What you are asked to do
The answer should consist of the records below, repeated exactly, and no pictures.

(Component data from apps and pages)
--------------------

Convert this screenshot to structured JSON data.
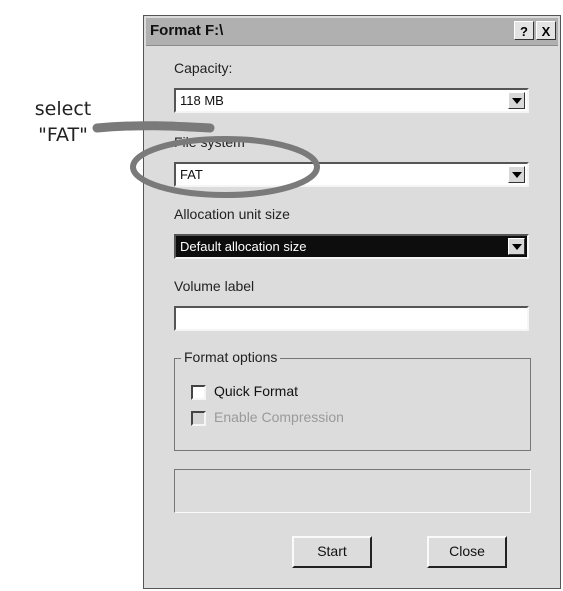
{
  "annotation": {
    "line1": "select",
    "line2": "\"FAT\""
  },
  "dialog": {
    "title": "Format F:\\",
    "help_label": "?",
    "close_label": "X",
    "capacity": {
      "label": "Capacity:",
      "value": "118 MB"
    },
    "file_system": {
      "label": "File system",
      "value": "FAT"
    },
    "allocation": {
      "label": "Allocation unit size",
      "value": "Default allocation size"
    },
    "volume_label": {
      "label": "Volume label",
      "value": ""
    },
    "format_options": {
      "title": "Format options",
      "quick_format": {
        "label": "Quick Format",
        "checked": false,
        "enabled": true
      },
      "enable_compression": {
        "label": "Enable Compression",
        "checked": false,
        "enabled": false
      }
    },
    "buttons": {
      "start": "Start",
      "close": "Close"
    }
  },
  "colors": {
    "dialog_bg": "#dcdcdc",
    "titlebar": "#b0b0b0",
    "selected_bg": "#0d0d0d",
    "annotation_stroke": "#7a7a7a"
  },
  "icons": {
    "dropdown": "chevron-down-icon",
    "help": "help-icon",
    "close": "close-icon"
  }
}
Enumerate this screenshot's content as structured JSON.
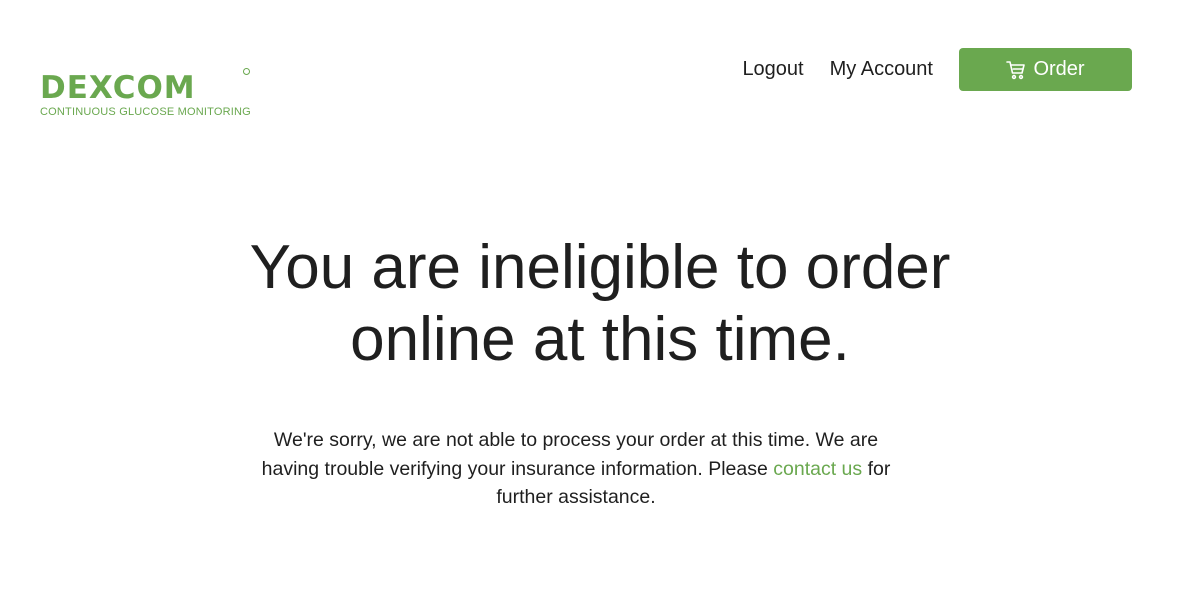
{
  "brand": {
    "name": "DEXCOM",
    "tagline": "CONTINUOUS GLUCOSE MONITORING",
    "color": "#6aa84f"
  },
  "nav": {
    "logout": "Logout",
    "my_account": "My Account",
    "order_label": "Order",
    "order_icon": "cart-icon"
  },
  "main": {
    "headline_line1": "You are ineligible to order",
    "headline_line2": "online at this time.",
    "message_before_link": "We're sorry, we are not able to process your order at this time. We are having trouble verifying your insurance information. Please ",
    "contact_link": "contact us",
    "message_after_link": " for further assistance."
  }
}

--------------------

Task output
Convert this screenshot to structured JSON data.
{
  "annotation": {
    "line1": "select",
    "line2": "\"FAT\""
  },
  "dialog": {
    "title": "Format F:\\",
    "help_label": "?",
    "close_label": "X",
    "capacity": {
      "label": "Capacity:",
      "value": "118 MB"
    },
    "file_system": {
      "label": "File system",
      "value": "FAT"
    },
    "allocation": {
      "label": "Allocation unit size",
      "value": "Default allocation size"
    },
    "volume_label": {
      "label": "Volume label",
      "value": ""
    },
    "format_options": {
      "title": "Format options",
      "quick_format": {
        "label": "Quick Format",
        "checked": false,
        "enabled": true
      },
      "enable_compression": {
        "label": "Enable Compression",
        "checked": false,
        "enabled": false
      }
    },
    "buttons": {
      "start": "Start",
      "close": "Close"
    }
  },
  "colors": {
    "dialog_bg": "#dcdcdc",
    "titlebar": "#b0b0b0",
    "selected_bg": "#0d0d0d",
    "annotation_stroke": "#7a7a7a"
  },
  "icons": {
    "dropdown": "chevron-down-icon",
    "help": "help-icon",
    "close": "close-icon"
  }
}
Enumerate this screenshot's content as structured JSON.
{
  "brand": {
    "name": "DEXCOM",
    "tagline": "CONTINUOUS GLUCOSE MONITORING",
    "color": "#6aa84f"
  },
  "nav": {
    "logout": "Logout",
    "my_account": "My Account",
    "order_label": "Order",
    "order_icon": "cart-icon"
  },
  "main": {
    "headline_line1": "You are ineligible to order",
    "headline_line2": "online at this time.",
    "message_before_link": "We're sorry, we are not able to process your order at this time. We are having trouble verifying your insurance information. Please ",
    "contact_link": "contact us",
    "message_after_link": " for further assistance."
  }
}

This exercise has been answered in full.